Exercise
Can you pull out each line of the data below that includes the word "access"?

►

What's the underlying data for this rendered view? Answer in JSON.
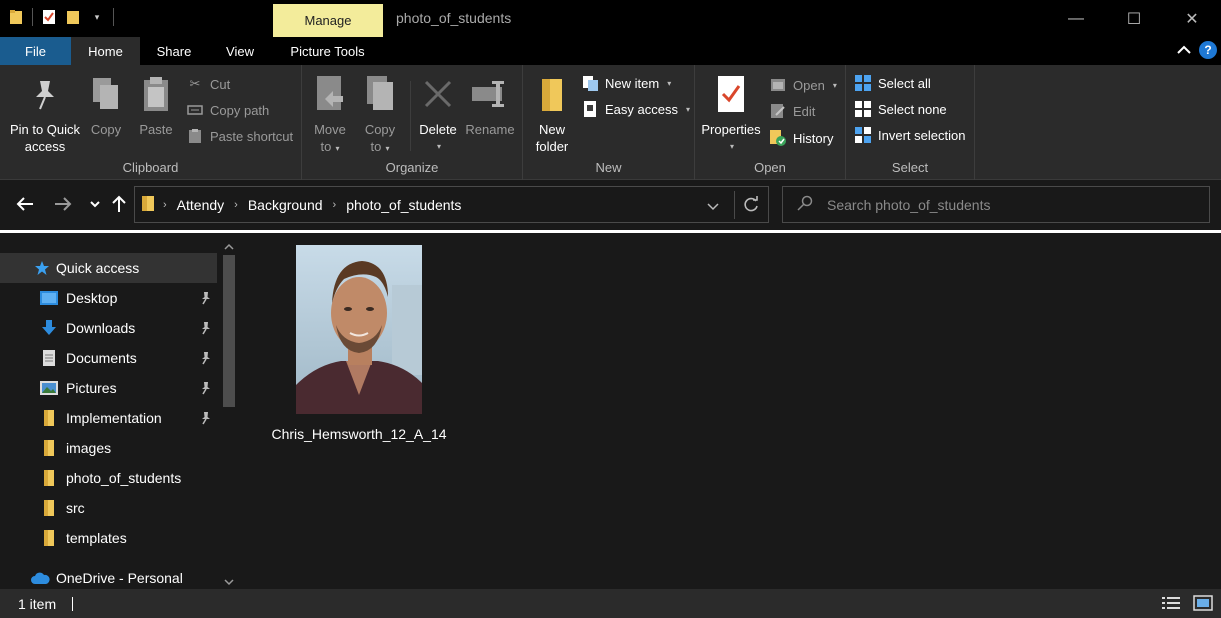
{
  "window": {
    "title": "photo_of_students",
    "context_tab": "Manage",
    "minimize": "—",
    "maximize": "☐",
    "close": "✕"
  },
  "tabs": {
    "file": "File",
    "home": "Home",
    "share": "Share",
    "view": "View",
    "picture_tools": "Picture Tools"
  },
  "ribbon": {
    "clipboard": {
      "label": "Clipboard",
      "pin_line1": "Pin to Quick",
      "pin_line2": "access",
      "copy": "Copy",
      "paste": "Paste",
      "cut": "Cut",
      "copy_path": "Copy path",
      "paste_shortcut": "Paste shortcut"
    },
    "organize": {
      "label": "Organize",
      "move_line1": "Move",
      "move_line2": "to",
      "copy_line1": "Copy",
      "copy_line2": "to",
      "delete": "Delete",
      "rename": "Rename"
    },
    "new": {
      "label": "New",
      "new_folder_line1": "New",
      "new_folder_line2": "folder",
      "new_item": "New item",
      "easy_access": "Easy access"
    },
    "open": {
      "label": "Open",
      "properties": "Properties",
      "open": "Open",
      "edit": "Edit",
      "history": "History"
    },
    "select": {
      "label": "Select",
      "select_all": "Select all",
      "select_none": "Select none",
      "invert_selection": "Invert selection"
    }
  },
  "address": {
    "crumbs": [
      "Attendy",
      "Background",
      "photo_of_students"
    ],
    "search_placeholder": "Search photo_of_students"
  },
  "navpane": {
    "quick_access": "Quick access",
    "items": [
      {
        "label": "Desktop",
        "icon": "desktop-icon",
        "pinned": true
      },
      {
        "label": "Downloads",
        "icon": "downloads-icon",
        "pinned": true
      },
      {
        "label": "Documents",
        "icon": "documents-icon",
        "pinned": true
      },
      {
        "label": "Pictures",
        "icon": "pictures-icon",
        "pinned": true
      },
      {
        "label": "Implementation",
        "icon": "folder-icon",
        "pinned": true
      },
      {
        "label": "images",
        "icon": "folder-icon",
        "pinned": false
      },
      {
        "label": "photo_of_students",
        "icon": "folder-icon",
        "pinned": false
      },
      {
        "label": "src",
        "icon": "folder-icon",
        "pinned": false
      },
      {
        "label": "templates",
        "icon": "folder-icon",
        "pinned": false
      }
    ],
    "onedrive": "OneDrive - Personal"
  },
  "content": {
    "files": [
      {
        "name": "Chris_Hemsworth_12_A_14",
        "type": "image"
      }
    ]
  },
  "status": {
    "item_count": "1 item"
  },
  "colors": {
    "file_tab": "#1a5c8f",
    "manage_tab": "#f3ec9b",
    "folder": "#f0c85a",
    "accent_blue": "#1e78d4"
  }
}
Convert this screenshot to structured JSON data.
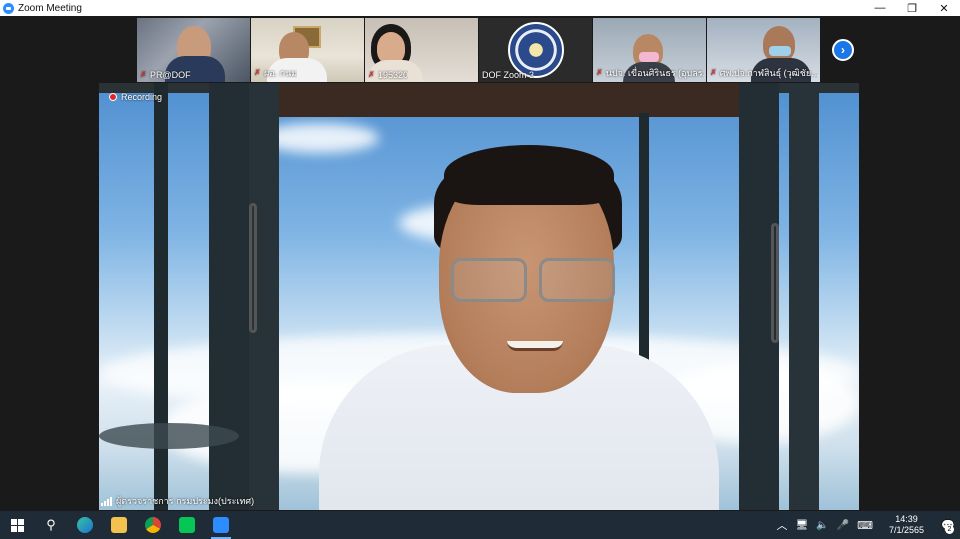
{
  "window": {
    "title": "Zoom Meeting",
    "minimize": "—",
    "restore": "❐",
    "close": "✕"
  },
  "thumbnails": [
    {
      "name": "PR@DOF",
      "muted": true
    },
    {
      "name": "ผอ. กนม",
      "muted": true
    },
    {
      "name": "195320",
      "muted": true
    },
    {
      "name": "DOF Zoom 3",
      "muted": false
    },
    {
      "name": "นปจ. เขื่อนศิรินธร (อุบลร...",
      "muted": true
    },
    {
      "name": "ศพ.ปจ.กาฬสินธุ์ (วุฒิชัย...",
      "muted": true
    }
  ],
  "main_video": {
    "recording_label": "Recording",
    "speaker_name": "ผู้ตรวจราชการ กรมประมง(ประเทศ)"
  },
  "icons": {
    "next": "›",
    "mic_off": "✗",
    "search": "⚲",
    "tray_chevron": "︿",
    "mic": "🎤",
    "volume": "🔈",
    "keyboard": "⌨",
    "network": "🖥",
    "notification": "💬"
  },
  "taskbar": {
    "time": "14:39",
    "date": "7/1/2565",
    "notification_count": "2"
  },
  "colors": {
    "accent": "#1c77e6",
    "recording": "#e02828",
    "taskbar": "#1f2b37"
  }
}
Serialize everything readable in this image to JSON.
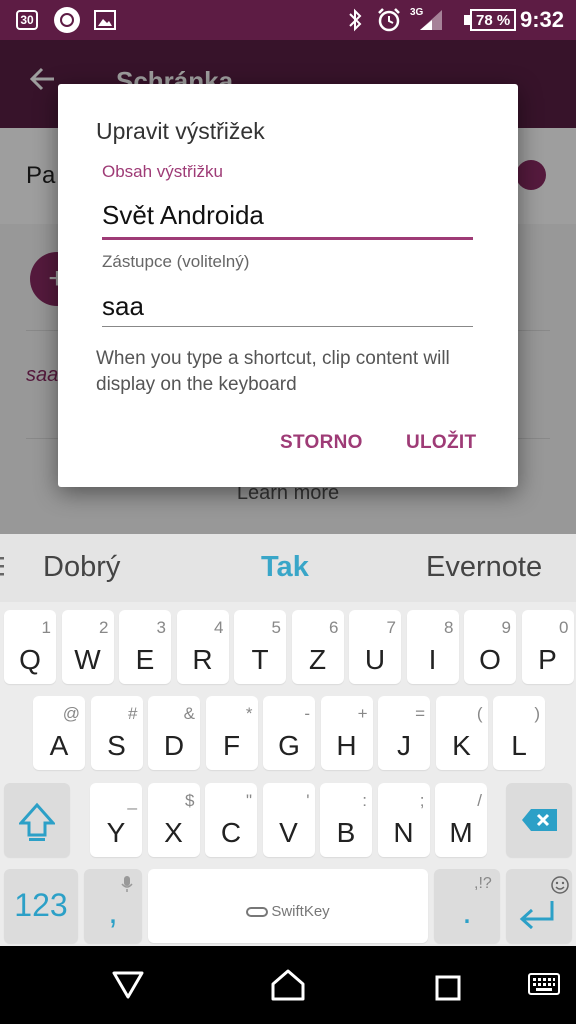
{
  "status_bar": {
    "calendar_day": "30",
    "network": "3G",
    "battery": "78 %",
    "time": "9:32"
  },
  "app": {
    "title": "Schránka",
    "row_label": "Pa",
    "clip_preview": "saa",
    "learn_more": "Learn more"
  },
  "dialog": {
    "title": "Upravit výstřižek",
    "content_label": "Obsah výstřižku",
    "content_value": "Svět Androida",
    "shortcut_label": "Zástupce (volitelný)",
    "shortcut_value": "saa",
    "help_text": "When you type a shortcut, clip content will display on the keyboard",
    "cancel_label": "STORNO",
    "save_label": "ULOŽIT"
  },
  "suggestions": [
    "Dobrý",
    "Tak",
    "Evernote"
  ],
  "keyboard": {
    "row1": [
      {
        "m": "Q",
        "h": "1"
      },
      {
        "m": "W",
        "h": "2"
      },
      {
        "m": "E",
        "h": "3"
      },
      {
        "m": "R",
        "h": "4"
      },
      {
        "m": "T",
        "h": "5"
      },
      {
        "m": "Z",
        "h": "6"
      },
      {
        "m": "U",
        "h": "7"
      },
      {
        "m": "I",
        "h": "8"
      },
      {
        "m": "O",
        "h": "9"
      },
      {
        "m": "P",
        "h": "0"
      }
    ],
    "row2": [
      {
        "m": "A",
        "h": "@"
      },
      {
        "m": "S",
        "h": "#"
      },
      {
        "m": "D",
        "h": "&"
      },
      {
        "m": "F",
        "h": "*"
      },
      {
        "m": "G",
        "h": "-"
      },
      {
        "m": "H",
        "h": "+"
      },
      {
        "m": "J",
        "h": "="
      },
      {
        "m": "K",
        "h": "("
      },
      {
        "m": "L",
        "h": ")"
      }
    ],
    "row3": [
      {
        "m": "Y",
        "h": "_"
      },
      {
        "m": "X",
        "h": "$"
      },
      {
        "m": "C",
        "h": "\""
      },
      {
        "m": "V",
        "h": "'"
      },
      {
        "m": "B",
        "h": ":"
      },
      {
        "m": "N",
        "h": ";"
      },
      {
        "m": "M",
        "h": "/"
      }
    ],
    "numbers_label": "123",
    "comma": ",",
    "space_brand": "SwiftKey",
    "period": ".",
    "punct_hint": ",!?",
    "accent_color": "#2ca0c7"
  },
  "colors": {
    "brand_dark": "#5d1c44",
    "accent": "#9e3b76"
  }
}
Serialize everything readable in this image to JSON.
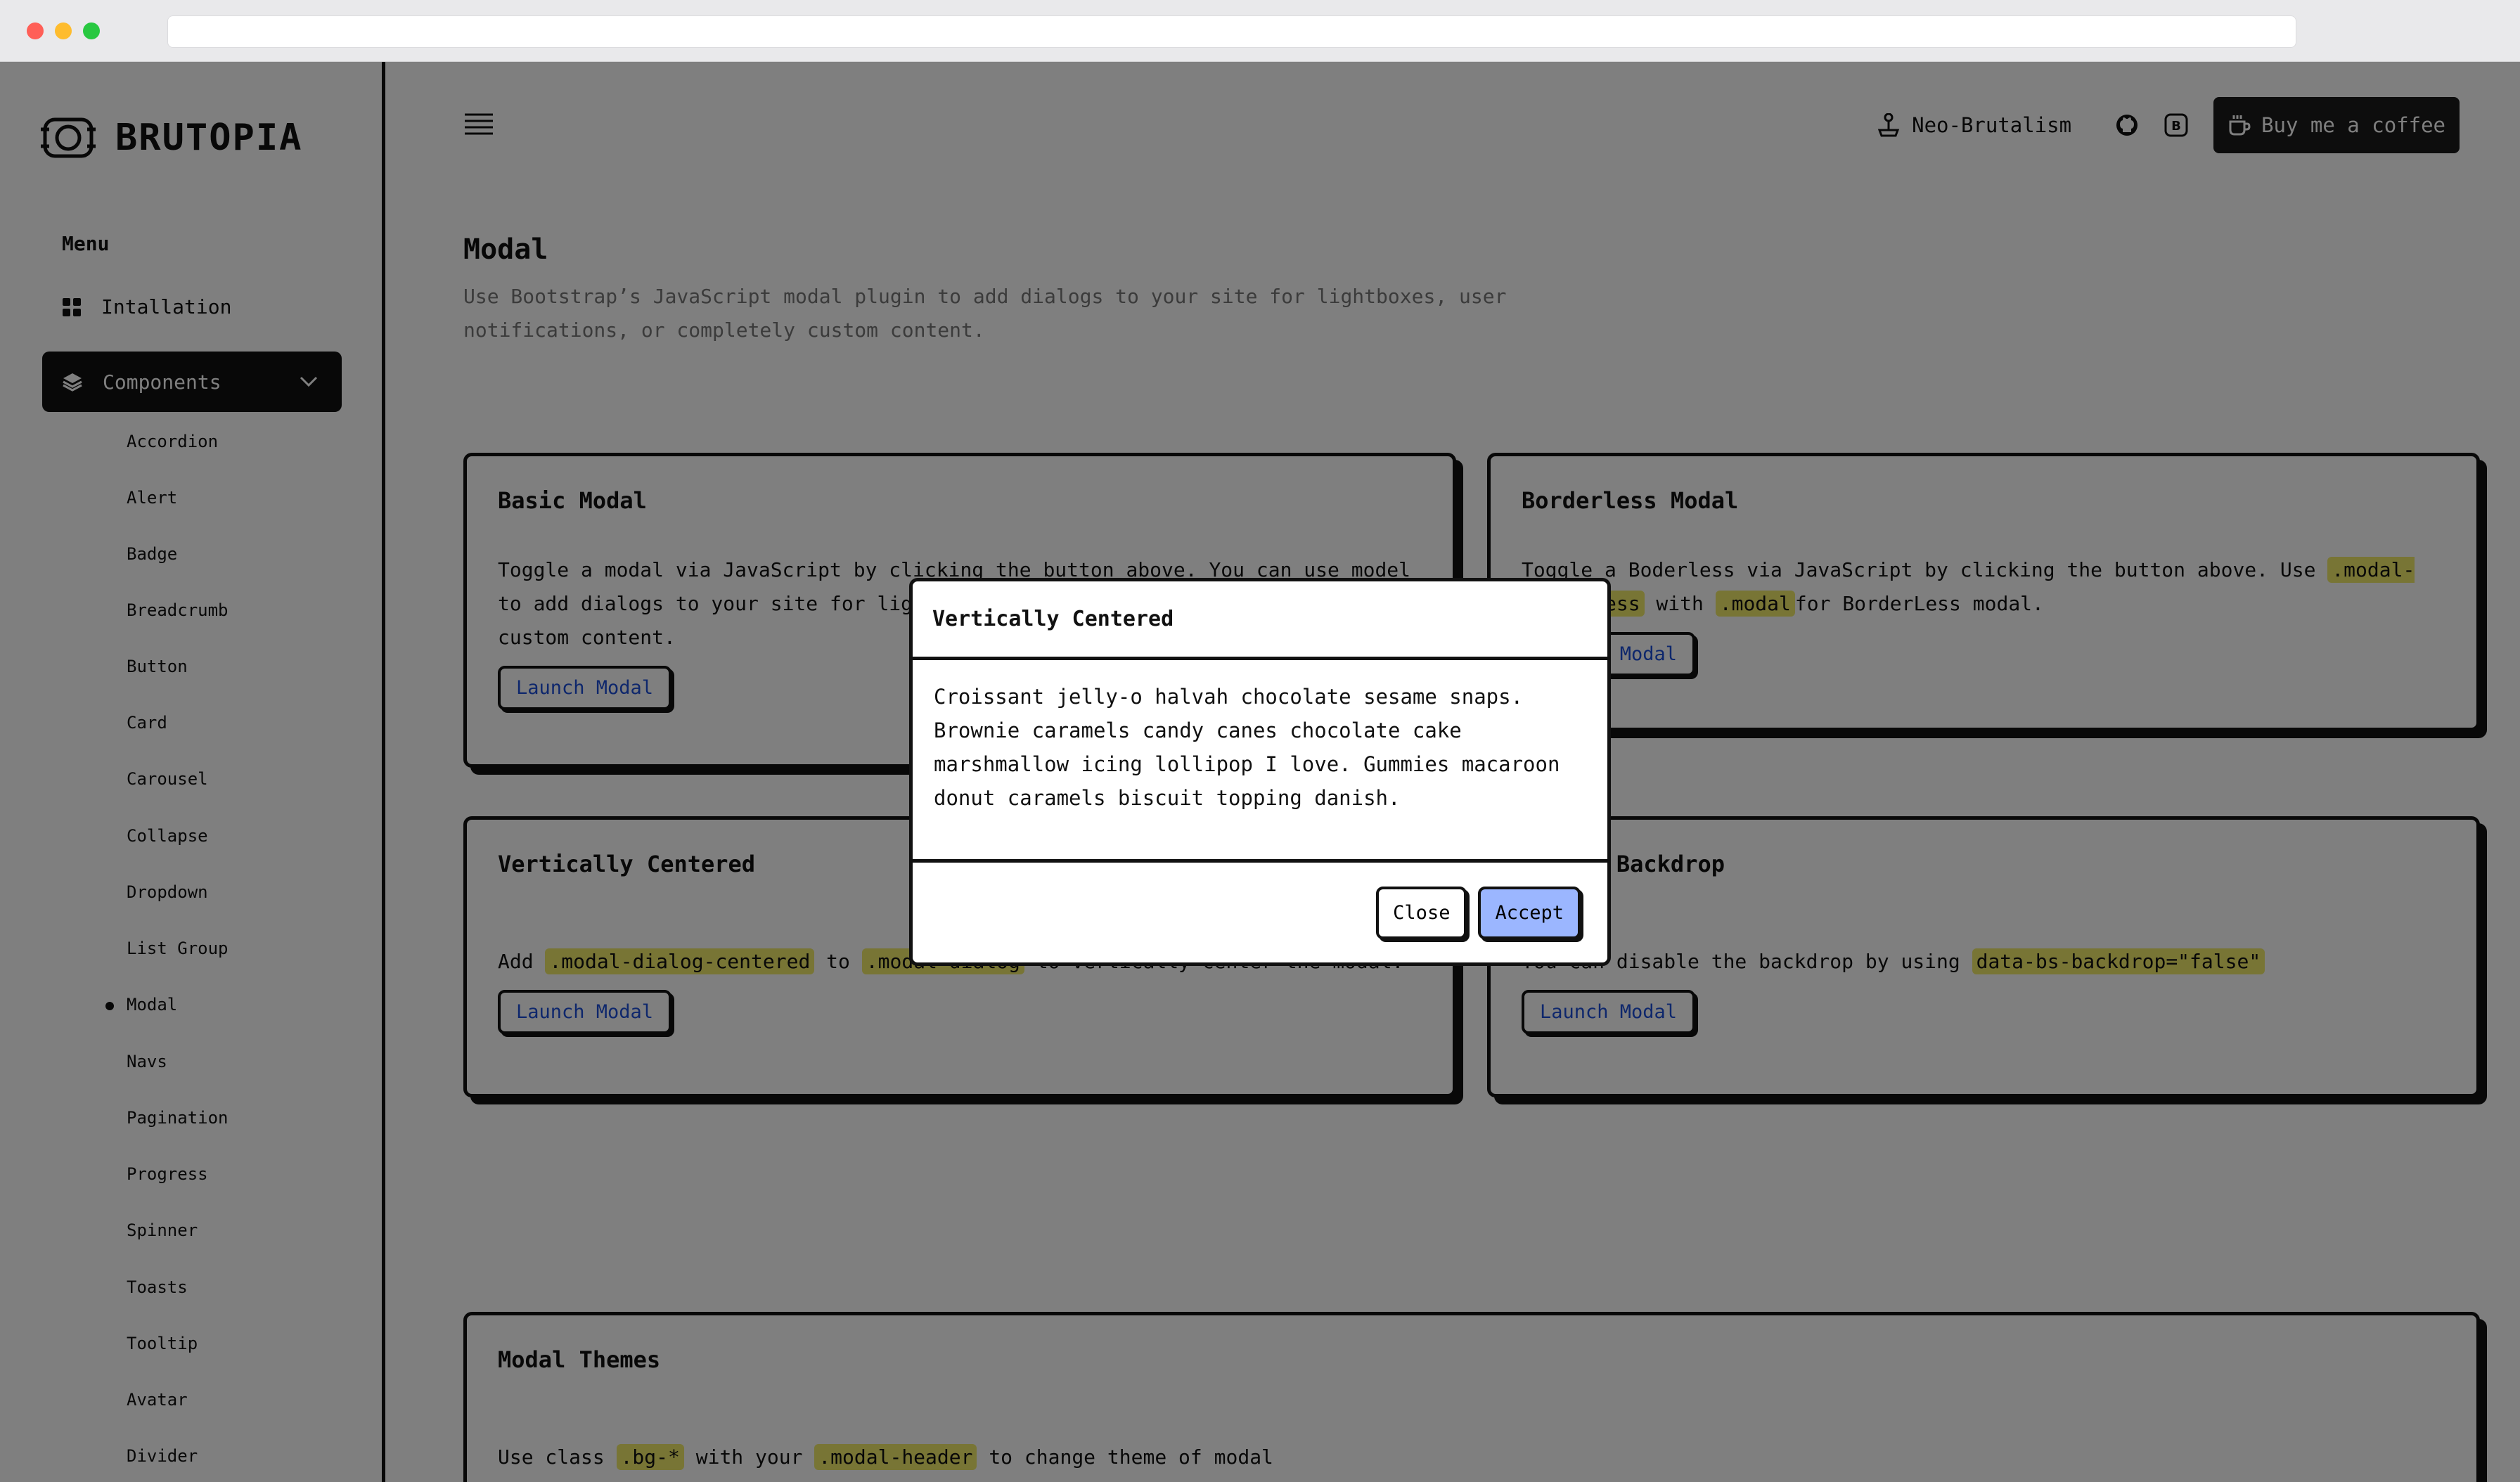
{
  "sidebar": {
    "brand": "BRUTOPIA",
    "menu_heading": "Menu",
    "installation": "Intallation",
    "components": "Components",
    "items": [
      "Accordion",
      "Alert",
      "Badge",
      "Breadcrumb",
      "Button",
      "Card",
      "Carousel",
      "Collapse",
      "Dropdown",
      "List Group",
      "Modal",
      "Navs",
      "Pagination",
      "Progress",
      "Spinner",
      "Toasts",
      "Tooltip",
      "Avatar",
      "Divider"
    ],
    "active": "Modal"
  },
  "topbar": {
    "theme_label": "Neo-Brutalism",
    "coffee_label": "Buy me a coffee"
  },
  "main": {
    "title": "Modal",
    "lead": "Use Bootstrap’s JavaScript modal plugin to add dialogs to your site for lightboxes, user notifications, or completely custom content."
  },
  "cards": {
    "basic": {
      "title": "Basic Modal",
      "text": "Toggle a modal via JavaScript by clicking the button above. You can use model to add dialogs to your site for lightboxes, user notifications, or completely custom content.",
      "button": "Launch Modal"
    },
    "borderless": {
      "title": "Borderless Modal",
      "text_pre": "Toggle a Boderless via JavaScript by clicking the button above. Use ",
      "code1": ".modal-borderless",
      "text_mid": " with ",
      "code2": ".modal",
      "text_post": "for BorderLess modal.",
      "button": "Launch Modal"
    },
    "centered": {
      "title": "Vertically Centered",
      "text_pre": "Add ",
      "code1": ".modal-dialog-centered",
      "text_mid": " to ",
      "code2": ".modal-dialog",
      "text_post": " to vertically center the modal.",
      "button": "Launch Modal"
    },
    "static": {
      "title": "Static Backdrop",
      "text_pre": "You can disable the backdrop by using ",
      "code1": "data-bs-backdrop=\"false\"",
      "button": "Launch Modal"
    },
    "themes": {
      "title": "Modal Themes",
      "text_pre": "Use class ",
      "code1": ".bg-*",
      "text_mid": " with your ",
      "code2": ".modal-header",
      "text_post": " to change theme of modal"
    }
  },
  "modal": {
    "title": "Vertically Centered",
    "body": "Croissant jelly-o halvah chocolate sesame snaps. Brownie caramels candy canes chocolate cake marshmallow icing lollipop I love. Gummies macaroon donut caramels biscuit topping danish.",
    "close": "Close",
    "accept": "Accept"
  },
  "colors": {
    "accent_button": "#9bb6ff",
    "code_highlight": "#f0ea6a",
    "link_blue": "#1d4ed8"
  }
}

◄

Finished task
      "pin_line2": "access",
      "easy_access": "Easy access"
    "quick_access": "Quick access",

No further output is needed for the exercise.